= MATERIAL FOR THIS TASK =
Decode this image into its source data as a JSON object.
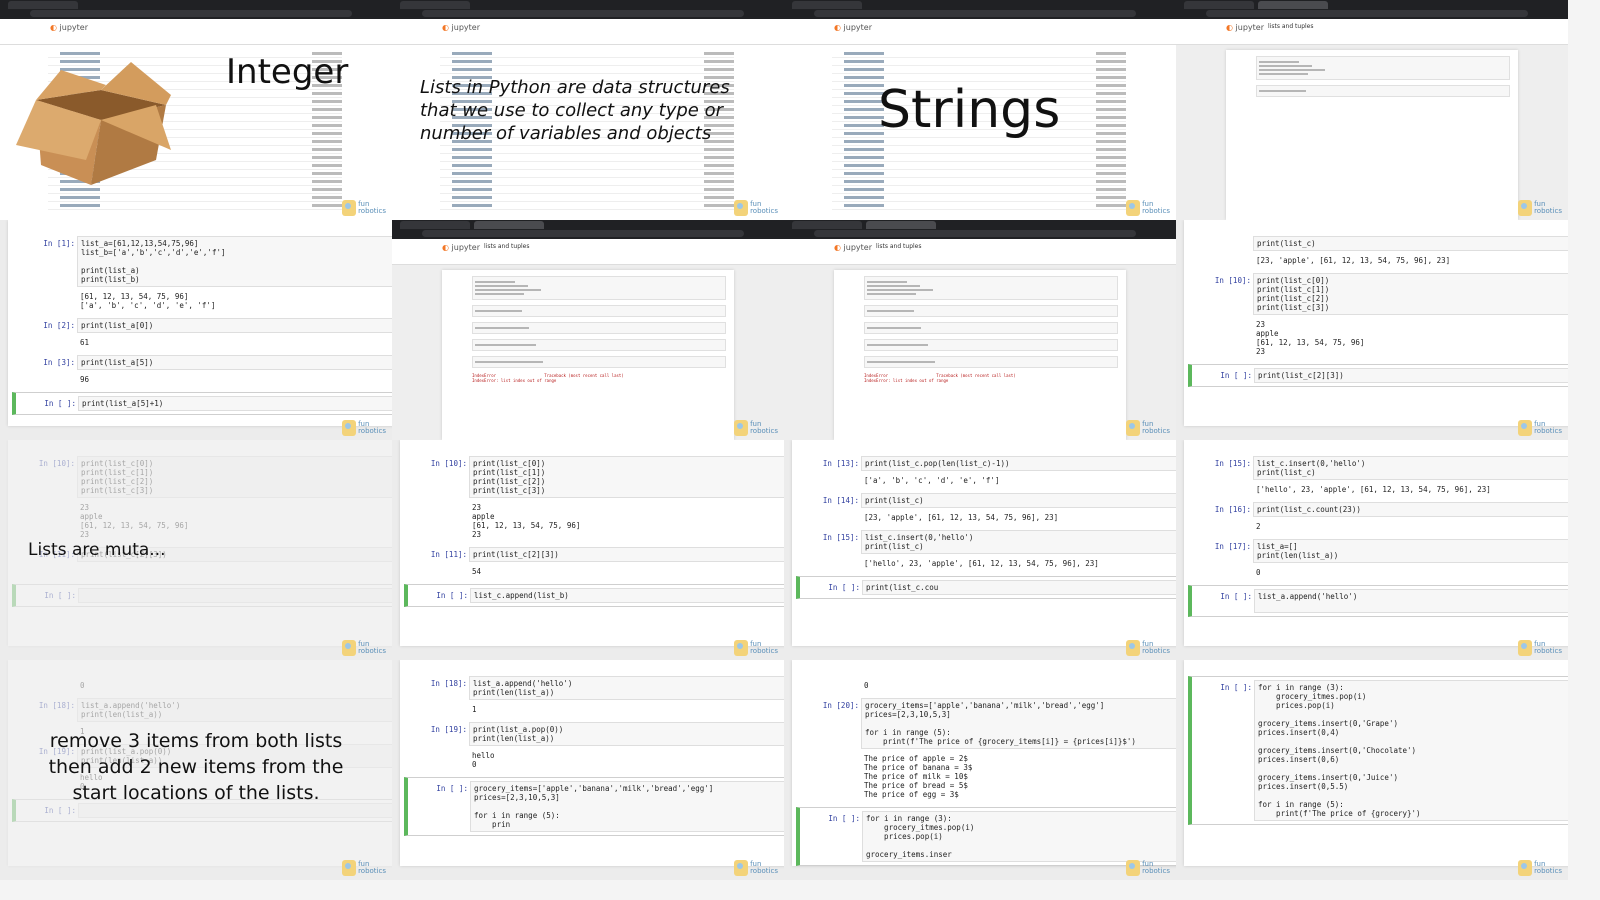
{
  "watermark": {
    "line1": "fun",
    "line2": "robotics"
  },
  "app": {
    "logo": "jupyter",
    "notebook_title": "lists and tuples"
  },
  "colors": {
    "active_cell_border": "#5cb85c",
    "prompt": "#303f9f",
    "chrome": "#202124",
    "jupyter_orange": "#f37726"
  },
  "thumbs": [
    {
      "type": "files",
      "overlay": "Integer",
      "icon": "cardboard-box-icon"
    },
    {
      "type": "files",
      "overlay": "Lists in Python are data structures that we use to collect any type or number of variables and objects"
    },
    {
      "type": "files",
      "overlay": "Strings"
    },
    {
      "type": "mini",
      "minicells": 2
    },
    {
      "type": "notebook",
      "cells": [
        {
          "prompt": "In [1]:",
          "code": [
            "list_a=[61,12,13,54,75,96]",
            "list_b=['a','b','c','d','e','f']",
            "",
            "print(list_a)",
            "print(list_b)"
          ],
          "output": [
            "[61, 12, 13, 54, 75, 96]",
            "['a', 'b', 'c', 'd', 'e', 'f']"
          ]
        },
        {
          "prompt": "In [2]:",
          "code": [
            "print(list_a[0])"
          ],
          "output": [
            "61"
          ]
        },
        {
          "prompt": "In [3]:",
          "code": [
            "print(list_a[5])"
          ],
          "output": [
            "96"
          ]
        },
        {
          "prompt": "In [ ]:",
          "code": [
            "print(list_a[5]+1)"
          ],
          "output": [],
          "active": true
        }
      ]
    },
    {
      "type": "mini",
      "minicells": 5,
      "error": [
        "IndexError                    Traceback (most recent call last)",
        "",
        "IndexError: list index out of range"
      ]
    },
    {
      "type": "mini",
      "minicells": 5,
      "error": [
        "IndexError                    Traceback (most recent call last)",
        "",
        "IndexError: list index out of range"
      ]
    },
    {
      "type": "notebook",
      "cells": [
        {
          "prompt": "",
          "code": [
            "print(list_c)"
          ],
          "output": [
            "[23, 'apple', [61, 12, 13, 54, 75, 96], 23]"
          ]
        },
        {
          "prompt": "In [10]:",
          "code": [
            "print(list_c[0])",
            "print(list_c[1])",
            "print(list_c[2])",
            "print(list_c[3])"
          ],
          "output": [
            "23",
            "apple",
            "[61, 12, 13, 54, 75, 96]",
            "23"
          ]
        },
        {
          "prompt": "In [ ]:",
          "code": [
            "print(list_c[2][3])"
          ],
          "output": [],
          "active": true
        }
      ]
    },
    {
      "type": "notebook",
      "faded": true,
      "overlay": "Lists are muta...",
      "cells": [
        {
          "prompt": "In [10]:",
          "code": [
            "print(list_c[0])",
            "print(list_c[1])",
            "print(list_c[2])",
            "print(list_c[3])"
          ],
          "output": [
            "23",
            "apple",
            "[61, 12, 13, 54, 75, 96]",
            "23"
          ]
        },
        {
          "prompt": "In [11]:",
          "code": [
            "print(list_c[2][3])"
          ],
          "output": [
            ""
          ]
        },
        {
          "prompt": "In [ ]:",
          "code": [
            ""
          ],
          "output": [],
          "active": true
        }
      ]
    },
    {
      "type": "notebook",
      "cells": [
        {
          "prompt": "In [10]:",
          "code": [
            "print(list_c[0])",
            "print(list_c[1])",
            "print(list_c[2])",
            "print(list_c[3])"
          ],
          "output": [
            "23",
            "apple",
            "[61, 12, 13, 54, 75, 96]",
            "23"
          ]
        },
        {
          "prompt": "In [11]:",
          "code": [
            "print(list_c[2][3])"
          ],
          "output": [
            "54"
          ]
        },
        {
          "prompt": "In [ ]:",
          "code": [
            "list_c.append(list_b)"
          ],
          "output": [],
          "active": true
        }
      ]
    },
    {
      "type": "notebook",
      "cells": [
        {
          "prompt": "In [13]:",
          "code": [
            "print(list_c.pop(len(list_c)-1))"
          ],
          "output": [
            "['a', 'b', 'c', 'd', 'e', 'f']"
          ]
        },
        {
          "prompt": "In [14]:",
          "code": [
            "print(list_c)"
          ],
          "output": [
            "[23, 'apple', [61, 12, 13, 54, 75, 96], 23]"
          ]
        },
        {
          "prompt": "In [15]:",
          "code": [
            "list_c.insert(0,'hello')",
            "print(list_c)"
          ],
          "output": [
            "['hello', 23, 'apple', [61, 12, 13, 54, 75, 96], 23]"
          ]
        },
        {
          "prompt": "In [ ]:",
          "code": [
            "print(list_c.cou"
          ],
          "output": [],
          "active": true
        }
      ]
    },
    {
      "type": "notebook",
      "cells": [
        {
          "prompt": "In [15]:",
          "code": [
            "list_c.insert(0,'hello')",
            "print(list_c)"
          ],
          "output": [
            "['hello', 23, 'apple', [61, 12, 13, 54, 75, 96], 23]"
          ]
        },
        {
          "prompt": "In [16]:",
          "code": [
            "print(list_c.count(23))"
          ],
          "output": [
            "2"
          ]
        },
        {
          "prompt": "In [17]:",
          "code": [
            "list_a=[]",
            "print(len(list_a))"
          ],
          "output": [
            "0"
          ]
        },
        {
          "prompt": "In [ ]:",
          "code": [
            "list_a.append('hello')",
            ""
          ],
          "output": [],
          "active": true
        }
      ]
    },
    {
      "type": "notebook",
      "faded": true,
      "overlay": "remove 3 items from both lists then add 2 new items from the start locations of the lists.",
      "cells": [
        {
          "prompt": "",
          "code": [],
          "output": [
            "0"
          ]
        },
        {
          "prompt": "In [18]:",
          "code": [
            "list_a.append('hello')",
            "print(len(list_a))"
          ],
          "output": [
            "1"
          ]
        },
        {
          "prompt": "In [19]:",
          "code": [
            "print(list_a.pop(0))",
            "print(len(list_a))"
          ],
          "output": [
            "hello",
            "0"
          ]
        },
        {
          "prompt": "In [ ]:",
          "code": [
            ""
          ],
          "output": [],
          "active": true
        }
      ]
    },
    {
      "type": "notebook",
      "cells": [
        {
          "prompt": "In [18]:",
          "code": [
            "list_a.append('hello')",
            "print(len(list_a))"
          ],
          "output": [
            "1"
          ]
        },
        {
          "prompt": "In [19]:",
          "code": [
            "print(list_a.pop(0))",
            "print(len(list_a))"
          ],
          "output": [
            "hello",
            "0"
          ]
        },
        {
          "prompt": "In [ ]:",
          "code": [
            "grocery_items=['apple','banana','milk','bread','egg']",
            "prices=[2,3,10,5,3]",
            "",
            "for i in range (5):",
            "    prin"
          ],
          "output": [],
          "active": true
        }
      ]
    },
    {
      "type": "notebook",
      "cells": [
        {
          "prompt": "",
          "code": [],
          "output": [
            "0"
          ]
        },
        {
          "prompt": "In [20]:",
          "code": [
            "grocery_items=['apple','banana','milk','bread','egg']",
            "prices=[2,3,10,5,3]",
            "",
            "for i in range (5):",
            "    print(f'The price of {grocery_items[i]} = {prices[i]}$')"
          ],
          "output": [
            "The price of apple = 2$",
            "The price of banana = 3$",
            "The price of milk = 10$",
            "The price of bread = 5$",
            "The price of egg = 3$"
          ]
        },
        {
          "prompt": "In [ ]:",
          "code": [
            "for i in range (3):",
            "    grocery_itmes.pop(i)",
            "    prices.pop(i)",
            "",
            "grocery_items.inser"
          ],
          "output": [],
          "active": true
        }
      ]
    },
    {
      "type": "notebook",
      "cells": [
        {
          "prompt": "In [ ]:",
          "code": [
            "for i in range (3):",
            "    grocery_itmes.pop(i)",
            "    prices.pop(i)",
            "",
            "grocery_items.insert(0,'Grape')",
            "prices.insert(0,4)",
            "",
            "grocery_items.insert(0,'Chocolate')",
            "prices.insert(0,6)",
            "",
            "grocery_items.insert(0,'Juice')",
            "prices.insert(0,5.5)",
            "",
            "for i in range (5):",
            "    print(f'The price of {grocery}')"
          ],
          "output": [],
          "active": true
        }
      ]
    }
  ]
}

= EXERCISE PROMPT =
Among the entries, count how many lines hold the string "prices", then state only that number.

= RESPONSE =
8